Alice is at the forefront of preventing print and replay attacks.
The National Institute of Standards and Technology, NIST, considered the world’s most prestigious biometric engine evaluation body, has published the results of its first presentation attack detection evaluation. Alice has achieved the best results in this innovative evaluation in which 82 passive facial presentation attack detection (PAD) algorithms participated.
This NIST assessment places Alice as one of the industry leaders in proof-of-life face detection (also known as presentation attack detection). That is, in the detectionof attacks in numerous critical scenarios that Identity Verification solutions face every day among its users. Such as the printing of photos and the detection of repetitions.
Detecting these frequent forms of attack is crucial to protect digital user enrolment and authentication processes against fraudulent activity. More importantly, this must be achieved without imposing undue challenges on legitimate users by minimising false positives. For any algorithm that wants to be considered viable for production environments, rejecting more than 5% of authentic users is not acceptable.

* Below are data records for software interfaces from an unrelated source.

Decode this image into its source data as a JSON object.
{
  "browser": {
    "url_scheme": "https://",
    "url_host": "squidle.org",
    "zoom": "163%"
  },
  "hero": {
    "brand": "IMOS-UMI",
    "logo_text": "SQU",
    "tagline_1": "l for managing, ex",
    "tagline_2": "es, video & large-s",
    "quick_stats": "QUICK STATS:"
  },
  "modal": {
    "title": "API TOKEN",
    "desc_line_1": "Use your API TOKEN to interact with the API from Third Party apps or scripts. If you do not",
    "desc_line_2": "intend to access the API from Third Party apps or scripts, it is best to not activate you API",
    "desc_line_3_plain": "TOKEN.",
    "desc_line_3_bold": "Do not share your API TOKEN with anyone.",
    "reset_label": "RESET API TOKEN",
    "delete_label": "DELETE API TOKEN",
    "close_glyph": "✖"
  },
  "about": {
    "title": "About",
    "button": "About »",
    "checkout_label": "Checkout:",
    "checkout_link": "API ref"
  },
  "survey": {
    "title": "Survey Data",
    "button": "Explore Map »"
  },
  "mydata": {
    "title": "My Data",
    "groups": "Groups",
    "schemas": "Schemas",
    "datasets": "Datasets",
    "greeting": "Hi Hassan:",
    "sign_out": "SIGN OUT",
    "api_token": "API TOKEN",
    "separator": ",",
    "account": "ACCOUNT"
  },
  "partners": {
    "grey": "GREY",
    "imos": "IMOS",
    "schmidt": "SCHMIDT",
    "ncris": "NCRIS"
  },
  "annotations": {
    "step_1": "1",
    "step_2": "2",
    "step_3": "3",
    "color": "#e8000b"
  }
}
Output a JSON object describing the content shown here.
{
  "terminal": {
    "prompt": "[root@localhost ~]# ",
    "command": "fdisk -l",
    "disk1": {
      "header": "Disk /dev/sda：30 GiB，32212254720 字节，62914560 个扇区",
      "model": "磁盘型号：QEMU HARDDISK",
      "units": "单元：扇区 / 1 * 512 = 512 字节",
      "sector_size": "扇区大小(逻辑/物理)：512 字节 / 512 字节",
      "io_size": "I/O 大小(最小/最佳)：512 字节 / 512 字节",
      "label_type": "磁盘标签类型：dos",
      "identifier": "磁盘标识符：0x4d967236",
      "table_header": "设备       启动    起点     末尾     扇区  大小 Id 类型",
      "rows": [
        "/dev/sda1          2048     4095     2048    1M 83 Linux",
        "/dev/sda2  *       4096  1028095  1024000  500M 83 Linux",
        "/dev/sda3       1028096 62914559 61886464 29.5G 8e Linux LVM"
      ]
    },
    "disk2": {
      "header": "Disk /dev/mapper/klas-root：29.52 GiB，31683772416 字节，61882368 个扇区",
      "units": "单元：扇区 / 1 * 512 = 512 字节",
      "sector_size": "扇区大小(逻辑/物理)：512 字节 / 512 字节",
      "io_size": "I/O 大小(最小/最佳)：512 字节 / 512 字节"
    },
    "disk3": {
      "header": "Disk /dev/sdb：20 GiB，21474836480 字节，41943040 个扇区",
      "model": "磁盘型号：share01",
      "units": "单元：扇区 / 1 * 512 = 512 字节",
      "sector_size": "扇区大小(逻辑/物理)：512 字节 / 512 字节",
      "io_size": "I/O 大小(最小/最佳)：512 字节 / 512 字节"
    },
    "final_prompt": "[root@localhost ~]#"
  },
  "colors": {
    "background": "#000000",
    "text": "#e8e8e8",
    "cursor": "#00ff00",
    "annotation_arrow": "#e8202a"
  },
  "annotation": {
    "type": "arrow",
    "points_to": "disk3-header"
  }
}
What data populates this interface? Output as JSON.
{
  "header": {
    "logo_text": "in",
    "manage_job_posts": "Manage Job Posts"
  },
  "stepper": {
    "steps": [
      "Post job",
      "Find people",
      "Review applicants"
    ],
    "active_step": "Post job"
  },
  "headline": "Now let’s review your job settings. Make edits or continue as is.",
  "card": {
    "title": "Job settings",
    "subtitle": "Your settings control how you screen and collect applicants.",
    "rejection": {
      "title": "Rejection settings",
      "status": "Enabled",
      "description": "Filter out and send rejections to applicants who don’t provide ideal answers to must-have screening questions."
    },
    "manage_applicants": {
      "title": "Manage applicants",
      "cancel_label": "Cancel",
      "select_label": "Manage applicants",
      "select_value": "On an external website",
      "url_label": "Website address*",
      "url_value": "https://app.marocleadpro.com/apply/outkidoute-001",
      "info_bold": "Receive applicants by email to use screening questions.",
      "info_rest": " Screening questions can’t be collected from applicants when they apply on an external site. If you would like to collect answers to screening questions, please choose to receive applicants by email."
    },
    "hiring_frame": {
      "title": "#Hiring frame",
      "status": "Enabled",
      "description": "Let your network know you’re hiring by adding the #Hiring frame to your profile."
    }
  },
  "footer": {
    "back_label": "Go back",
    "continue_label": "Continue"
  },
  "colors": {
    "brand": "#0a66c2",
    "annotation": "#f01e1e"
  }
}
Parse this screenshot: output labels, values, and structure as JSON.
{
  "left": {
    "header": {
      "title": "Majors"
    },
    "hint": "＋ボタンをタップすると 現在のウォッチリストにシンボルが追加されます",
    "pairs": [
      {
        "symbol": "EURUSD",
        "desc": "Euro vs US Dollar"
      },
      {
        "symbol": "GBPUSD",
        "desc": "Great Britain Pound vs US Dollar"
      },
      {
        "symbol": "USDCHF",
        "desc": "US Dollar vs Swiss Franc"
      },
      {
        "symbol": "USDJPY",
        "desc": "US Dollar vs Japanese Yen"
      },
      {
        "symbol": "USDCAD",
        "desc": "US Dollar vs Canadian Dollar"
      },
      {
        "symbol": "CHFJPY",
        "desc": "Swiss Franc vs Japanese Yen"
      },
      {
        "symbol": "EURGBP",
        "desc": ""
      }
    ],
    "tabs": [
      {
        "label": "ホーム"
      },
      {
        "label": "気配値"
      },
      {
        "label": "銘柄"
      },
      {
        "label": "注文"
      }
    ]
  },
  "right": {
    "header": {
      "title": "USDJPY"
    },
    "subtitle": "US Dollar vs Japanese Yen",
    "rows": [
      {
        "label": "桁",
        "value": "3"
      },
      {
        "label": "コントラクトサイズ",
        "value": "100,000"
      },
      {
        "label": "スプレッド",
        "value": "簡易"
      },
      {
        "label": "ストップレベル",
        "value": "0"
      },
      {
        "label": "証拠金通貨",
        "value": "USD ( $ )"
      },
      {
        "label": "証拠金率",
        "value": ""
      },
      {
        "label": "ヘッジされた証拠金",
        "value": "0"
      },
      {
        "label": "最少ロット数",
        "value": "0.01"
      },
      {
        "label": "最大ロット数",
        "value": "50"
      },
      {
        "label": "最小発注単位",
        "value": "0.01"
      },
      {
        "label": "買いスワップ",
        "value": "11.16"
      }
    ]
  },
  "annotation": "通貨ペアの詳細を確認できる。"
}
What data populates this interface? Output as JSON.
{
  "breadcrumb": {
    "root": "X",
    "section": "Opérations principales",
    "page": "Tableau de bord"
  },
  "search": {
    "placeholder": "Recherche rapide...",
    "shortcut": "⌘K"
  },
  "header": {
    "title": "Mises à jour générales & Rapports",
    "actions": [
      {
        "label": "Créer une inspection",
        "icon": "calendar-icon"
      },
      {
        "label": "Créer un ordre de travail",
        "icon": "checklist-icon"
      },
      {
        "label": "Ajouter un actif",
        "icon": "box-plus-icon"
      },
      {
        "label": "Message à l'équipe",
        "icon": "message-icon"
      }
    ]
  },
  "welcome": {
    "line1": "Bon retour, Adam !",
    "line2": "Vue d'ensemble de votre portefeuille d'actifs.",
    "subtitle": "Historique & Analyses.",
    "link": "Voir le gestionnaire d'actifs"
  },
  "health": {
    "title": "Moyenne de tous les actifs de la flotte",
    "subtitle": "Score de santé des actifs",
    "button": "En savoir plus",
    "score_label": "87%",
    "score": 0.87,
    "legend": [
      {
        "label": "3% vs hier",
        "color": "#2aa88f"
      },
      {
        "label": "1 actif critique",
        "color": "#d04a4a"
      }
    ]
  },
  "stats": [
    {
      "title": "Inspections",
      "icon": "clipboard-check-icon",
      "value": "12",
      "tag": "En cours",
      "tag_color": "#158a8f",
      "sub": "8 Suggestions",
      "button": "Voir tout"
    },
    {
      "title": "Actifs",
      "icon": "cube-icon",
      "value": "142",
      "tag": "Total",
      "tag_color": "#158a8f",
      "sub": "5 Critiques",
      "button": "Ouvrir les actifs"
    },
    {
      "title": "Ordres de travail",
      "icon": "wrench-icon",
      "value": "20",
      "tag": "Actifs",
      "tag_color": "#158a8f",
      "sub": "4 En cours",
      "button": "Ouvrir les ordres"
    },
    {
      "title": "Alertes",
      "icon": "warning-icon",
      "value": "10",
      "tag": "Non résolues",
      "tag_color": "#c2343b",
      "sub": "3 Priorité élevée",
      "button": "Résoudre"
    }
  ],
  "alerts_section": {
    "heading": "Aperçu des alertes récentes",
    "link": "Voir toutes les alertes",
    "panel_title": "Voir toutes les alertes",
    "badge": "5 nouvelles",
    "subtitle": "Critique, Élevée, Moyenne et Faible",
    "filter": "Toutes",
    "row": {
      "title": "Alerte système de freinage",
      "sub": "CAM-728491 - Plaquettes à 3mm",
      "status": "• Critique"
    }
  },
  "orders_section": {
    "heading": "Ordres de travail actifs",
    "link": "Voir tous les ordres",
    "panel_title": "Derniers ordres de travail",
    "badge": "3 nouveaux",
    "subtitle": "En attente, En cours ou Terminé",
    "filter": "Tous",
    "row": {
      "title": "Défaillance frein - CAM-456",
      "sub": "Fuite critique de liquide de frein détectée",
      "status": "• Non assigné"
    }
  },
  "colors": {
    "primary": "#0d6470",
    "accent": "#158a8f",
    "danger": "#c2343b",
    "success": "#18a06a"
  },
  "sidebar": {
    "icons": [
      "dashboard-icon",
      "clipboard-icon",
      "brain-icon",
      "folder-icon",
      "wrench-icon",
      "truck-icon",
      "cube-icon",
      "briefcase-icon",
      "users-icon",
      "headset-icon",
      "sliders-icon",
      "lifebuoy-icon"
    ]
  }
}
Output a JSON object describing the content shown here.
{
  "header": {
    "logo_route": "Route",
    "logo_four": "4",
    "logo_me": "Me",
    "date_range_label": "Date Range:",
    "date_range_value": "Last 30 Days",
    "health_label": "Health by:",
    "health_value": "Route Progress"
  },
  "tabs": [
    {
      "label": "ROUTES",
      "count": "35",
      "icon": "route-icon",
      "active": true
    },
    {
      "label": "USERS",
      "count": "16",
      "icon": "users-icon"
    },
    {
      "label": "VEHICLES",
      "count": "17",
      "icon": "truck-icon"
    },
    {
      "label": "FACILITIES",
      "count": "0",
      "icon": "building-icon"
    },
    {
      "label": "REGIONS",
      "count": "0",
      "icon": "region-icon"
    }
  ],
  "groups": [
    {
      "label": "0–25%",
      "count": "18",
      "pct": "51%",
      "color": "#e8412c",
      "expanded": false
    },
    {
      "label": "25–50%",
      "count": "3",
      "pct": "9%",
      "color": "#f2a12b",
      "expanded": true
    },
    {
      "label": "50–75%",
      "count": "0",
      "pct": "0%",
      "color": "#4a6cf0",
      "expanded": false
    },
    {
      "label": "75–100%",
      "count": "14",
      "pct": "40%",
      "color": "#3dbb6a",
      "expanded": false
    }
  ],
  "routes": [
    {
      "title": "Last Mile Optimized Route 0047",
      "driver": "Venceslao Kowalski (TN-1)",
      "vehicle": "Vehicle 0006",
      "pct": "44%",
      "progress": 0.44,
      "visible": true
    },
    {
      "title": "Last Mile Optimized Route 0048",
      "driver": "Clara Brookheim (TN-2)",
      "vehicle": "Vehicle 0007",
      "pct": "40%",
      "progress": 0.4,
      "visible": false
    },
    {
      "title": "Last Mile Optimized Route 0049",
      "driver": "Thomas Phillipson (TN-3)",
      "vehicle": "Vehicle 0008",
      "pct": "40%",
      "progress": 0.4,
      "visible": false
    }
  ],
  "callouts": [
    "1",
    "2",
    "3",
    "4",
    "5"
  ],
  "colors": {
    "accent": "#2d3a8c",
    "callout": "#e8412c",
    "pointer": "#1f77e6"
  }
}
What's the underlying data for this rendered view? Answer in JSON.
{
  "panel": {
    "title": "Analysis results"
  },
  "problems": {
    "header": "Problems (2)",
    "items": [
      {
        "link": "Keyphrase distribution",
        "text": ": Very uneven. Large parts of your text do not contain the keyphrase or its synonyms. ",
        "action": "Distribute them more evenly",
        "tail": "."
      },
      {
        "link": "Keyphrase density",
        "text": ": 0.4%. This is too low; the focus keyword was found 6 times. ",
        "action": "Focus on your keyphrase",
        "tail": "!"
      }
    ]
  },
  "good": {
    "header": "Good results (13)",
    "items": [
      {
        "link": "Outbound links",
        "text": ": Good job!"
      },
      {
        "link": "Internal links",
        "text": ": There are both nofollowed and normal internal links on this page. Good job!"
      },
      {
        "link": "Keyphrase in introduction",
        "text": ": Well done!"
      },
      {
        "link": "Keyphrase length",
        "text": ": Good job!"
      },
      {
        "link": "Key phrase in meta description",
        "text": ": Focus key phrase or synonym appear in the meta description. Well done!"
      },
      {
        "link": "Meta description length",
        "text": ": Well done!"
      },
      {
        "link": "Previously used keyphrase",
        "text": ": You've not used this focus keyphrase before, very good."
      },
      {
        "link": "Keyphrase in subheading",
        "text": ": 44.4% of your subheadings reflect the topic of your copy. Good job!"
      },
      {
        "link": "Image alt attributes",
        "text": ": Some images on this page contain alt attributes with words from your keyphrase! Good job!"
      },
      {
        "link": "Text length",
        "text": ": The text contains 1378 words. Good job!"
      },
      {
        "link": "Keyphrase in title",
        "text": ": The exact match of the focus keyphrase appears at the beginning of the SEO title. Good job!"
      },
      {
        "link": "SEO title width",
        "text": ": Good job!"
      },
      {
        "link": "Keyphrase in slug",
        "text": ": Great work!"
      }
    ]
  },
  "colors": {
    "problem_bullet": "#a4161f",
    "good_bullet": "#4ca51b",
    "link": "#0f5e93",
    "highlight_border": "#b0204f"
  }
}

Esteban Vazquez, CTO and co-founder of Alice, expressed his gratitude for NIST’s thorough evaluation of PAD and his enthusiasm for the favourable results. He said: “NIST is world-renowned for its expertise in evaluating commercial biometric algorithms, and we greatly appreciate their diligent evaluation of PAD. We are delighted with the results, as they validate our belief that biometric security must be perfect. These results provide compelling evidence that the current generation of life-sensing solutions can deliver both robust security and user convenience.”
We have recently published a distilled report that helps navigate through the complexity of the results of this test, which allows the reader to use in finding an identity verification solution for real cases.
The initial NIST Internal Report 8491 contains a comprehensive description of the evaluation, covering 82 algorithms from 45 developers. The evaluation focused on two distinct use cases: spoofing and evasion. Alice presented algorithms exclusively in the impersonation tests and was tested with various types of presentation attacks, such as silicon masks, photo prints and replay attacks. For each type of attack, metrics focusing on both convenience and security were provided to accurately assess performance.